(Dataset records)
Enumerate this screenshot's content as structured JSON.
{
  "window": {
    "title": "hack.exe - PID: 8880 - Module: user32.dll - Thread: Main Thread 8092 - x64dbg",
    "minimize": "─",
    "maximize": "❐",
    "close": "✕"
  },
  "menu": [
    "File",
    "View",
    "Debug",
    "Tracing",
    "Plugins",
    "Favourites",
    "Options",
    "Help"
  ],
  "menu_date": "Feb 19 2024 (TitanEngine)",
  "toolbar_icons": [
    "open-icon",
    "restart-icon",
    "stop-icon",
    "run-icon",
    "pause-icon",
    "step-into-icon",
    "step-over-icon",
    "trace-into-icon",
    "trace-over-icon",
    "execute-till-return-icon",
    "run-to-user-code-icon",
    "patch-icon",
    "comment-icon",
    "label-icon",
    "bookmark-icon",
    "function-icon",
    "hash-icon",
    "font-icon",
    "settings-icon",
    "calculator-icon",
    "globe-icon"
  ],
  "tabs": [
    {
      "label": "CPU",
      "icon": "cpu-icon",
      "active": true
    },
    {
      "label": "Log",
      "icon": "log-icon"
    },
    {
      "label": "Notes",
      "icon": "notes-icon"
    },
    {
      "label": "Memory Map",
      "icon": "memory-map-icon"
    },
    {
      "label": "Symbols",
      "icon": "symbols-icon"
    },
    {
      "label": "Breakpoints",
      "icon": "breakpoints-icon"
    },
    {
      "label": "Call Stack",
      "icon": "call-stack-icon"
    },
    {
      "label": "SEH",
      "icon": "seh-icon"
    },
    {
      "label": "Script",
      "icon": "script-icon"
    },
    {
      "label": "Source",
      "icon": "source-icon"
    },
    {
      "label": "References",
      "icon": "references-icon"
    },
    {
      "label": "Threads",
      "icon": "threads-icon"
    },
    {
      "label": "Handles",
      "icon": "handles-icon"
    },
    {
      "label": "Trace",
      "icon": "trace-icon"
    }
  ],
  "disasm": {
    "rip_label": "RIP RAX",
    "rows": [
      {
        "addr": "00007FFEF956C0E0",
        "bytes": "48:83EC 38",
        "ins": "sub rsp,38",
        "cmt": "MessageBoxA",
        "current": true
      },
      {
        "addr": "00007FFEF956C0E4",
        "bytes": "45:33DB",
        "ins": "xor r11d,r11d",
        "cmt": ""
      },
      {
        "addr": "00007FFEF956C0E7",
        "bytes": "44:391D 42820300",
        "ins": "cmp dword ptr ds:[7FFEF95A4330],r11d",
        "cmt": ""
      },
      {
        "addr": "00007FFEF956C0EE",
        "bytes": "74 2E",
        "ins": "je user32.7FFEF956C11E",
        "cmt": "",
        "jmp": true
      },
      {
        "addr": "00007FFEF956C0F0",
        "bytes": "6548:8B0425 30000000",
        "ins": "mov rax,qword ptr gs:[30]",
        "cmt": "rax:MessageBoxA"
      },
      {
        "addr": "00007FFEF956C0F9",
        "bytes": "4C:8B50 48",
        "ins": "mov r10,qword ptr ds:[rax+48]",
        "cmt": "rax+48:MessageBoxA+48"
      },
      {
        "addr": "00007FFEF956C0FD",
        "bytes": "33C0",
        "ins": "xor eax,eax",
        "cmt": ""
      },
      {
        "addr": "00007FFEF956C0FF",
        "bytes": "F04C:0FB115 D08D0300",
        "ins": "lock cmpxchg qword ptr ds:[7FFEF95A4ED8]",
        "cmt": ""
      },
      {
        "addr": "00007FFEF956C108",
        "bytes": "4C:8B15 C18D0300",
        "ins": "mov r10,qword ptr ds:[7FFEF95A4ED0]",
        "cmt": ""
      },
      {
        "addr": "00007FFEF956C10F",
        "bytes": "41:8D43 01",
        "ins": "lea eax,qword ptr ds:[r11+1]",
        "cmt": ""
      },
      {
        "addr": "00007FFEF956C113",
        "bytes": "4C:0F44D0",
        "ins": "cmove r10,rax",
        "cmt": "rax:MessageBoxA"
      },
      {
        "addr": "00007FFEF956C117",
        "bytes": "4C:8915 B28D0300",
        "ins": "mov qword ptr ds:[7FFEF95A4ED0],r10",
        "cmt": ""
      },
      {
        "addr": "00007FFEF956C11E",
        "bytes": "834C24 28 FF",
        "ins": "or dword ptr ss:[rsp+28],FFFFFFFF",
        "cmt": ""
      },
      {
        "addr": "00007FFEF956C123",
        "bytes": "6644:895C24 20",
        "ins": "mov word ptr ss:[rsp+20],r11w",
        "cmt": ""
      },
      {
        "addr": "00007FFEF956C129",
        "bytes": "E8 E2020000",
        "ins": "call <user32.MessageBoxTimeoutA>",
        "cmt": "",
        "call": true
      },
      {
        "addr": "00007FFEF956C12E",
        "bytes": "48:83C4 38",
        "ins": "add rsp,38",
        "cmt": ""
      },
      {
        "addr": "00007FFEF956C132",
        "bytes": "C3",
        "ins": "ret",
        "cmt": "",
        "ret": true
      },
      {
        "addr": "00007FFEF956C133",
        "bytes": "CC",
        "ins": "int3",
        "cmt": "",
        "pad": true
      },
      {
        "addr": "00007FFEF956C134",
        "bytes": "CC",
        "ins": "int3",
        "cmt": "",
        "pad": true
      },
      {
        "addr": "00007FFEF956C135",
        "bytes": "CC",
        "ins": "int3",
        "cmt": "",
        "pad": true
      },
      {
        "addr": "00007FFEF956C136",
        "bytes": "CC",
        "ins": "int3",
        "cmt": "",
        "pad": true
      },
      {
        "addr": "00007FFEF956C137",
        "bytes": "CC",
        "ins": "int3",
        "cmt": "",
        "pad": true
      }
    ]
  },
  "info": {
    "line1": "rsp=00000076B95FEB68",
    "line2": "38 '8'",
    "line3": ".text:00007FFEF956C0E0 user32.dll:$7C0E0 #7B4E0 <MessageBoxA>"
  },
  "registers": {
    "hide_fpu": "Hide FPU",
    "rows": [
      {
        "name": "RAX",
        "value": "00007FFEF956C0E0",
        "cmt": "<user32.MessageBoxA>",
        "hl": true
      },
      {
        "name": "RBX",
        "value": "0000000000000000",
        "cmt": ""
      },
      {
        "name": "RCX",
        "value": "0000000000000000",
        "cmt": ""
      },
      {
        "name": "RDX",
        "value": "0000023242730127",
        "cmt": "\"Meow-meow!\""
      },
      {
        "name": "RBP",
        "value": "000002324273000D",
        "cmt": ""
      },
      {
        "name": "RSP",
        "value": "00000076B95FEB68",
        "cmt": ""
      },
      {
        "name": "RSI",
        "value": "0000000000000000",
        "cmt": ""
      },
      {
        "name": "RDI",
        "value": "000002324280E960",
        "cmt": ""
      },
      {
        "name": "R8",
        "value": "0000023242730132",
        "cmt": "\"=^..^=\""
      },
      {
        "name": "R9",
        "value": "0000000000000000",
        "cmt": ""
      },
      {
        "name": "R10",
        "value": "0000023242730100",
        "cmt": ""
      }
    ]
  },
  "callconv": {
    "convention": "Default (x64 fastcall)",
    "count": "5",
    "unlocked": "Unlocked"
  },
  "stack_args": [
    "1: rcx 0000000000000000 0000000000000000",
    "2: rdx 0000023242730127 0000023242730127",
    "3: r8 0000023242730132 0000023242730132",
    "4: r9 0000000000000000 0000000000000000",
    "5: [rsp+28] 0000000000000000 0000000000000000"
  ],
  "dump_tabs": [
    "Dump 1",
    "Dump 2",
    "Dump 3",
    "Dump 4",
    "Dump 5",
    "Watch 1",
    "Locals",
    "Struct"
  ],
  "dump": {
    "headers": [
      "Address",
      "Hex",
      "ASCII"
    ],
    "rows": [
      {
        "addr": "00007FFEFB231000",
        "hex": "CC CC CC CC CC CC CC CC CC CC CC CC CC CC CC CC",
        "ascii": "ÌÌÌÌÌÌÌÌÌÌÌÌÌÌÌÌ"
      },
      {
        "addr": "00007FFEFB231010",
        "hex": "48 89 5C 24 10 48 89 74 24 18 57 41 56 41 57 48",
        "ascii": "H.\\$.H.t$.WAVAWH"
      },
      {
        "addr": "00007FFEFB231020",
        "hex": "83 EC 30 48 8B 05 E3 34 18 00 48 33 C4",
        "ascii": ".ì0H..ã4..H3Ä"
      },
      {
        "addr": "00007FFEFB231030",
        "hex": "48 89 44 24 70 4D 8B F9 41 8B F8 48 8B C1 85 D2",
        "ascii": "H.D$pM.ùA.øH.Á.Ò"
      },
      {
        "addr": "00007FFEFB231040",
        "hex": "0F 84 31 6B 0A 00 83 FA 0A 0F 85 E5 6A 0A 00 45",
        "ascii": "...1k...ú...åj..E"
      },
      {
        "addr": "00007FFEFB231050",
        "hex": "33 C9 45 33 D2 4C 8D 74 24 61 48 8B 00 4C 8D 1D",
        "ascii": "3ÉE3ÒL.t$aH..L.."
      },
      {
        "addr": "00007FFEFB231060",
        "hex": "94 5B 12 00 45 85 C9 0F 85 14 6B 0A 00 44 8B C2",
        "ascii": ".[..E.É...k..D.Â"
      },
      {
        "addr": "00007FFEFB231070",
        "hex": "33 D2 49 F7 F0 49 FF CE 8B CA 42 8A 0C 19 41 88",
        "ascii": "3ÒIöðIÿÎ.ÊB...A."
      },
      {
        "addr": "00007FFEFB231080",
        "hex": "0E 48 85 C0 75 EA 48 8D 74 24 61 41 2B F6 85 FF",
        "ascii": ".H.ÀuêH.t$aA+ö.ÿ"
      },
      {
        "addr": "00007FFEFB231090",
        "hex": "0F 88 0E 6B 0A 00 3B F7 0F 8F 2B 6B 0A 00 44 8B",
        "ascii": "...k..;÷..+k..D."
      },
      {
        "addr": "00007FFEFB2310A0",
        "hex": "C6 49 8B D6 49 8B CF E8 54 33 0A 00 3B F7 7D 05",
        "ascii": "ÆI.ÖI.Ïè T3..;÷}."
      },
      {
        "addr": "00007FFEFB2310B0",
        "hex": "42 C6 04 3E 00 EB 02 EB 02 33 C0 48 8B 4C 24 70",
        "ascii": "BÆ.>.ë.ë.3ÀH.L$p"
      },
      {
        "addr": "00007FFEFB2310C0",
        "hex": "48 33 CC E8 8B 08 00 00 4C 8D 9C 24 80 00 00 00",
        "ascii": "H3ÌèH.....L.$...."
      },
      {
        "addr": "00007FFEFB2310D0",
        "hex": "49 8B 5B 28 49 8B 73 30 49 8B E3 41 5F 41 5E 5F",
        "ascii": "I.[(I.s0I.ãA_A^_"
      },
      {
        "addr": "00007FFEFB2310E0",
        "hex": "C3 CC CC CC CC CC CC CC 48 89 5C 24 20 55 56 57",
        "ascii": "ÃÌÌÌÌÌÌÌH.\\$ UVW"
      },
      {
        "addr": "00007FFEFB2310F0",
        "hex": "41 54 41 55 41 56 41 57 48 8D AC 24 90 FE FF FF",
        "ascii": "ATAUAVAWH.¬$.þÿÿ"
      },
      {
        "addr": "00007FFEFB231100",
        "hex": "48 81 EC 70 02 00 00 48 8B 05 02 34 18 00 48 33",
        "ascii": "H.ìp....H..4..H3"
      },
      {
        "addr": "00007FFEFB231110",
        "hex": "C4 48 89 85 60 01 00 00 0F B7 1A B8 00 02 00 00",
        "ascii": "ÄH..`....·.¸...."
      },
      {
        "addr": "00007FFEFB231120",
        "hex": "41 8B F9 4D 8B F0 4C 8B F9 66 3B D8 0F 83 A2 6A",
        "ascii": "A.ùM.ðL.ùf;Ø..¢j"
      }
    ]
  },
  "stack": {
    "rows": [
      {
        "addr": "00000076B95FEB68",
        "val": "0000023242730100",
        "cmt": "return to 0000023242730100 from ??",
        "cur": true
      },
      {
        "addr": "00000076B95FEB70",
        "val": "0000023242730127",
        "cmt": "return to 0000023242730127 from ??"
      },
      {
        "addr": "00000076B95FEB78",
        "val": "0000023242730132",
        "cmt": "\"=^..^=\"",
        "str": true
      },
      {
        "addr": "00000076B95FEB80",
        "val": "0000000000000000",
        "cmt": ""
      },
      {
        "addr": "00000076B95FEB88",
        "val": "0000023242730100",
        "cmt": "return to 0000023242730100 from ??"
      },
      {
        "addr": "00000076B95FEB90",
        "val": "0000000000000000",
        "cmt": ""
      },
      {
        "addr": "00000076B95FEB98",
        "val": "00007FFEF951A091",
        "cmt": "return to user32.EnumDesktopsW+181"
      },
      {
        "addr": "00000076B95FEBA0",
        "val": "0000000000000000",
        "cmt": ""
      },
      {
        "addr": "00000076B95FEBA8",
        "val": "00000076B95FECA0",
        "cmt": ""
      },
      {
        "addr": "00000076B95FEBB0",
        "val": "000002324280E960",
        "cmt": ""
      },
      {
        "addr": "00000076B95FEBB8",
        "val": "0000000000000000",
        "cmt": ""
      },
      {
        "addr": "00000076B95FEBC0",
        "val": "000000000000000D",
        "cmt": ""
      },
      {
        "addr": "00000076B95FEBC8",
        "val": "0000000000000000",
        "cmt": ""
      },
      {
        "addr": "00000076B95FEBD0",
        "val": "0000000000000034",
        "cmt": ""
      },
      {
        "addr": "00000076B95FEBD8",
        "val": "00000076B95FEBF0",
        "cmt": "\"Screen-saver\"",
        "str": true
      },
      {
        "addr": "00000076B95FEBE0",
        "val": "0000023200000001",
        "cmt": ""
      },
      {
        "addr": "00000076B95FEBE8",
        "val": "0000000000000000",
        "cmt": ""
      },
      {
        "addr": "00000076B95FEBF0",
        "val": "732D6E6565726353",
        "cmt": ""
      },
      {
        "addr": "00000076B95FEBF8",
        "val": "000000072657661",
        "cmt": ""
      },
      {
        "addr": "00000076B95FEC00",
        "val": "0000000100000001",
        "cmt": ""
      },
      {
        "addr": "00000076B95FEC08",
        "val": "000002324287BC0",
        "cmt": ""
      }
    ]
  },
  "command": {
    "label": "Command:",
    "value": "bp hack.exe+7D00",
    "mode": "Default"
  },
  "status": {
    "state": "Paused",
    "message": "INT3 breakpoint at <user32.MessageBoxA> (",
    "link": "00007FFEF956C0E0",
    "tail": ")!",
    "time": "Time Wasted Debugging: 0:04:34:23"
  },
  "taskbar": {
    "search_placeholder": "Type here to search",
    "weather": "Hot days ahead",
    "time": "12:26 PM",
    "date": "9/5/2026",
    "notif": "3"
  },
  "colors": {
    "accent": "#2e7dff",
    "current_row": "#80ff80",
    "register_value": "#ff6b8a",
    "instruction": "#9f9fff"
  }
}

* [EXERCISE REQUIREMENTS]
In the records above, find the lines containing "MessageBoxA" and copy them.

* [REPLY]
        "cmt": "MessageBoxA",
        "cmt": "rax:MessageBoxA"
        "cmt": "rax+48:MessageBoxA+48"
        "cmt": "rax:MessageBoxA"
    "line3": ".text:00007FFEF956C0E0 user32.dll:$7C0E0 #7B4E0 <MessageBoxA>"
        "cmt": "<user32.MessageBoxA>",
    "message": "INT3 breakpoint at <user32.MessageBoxA> (",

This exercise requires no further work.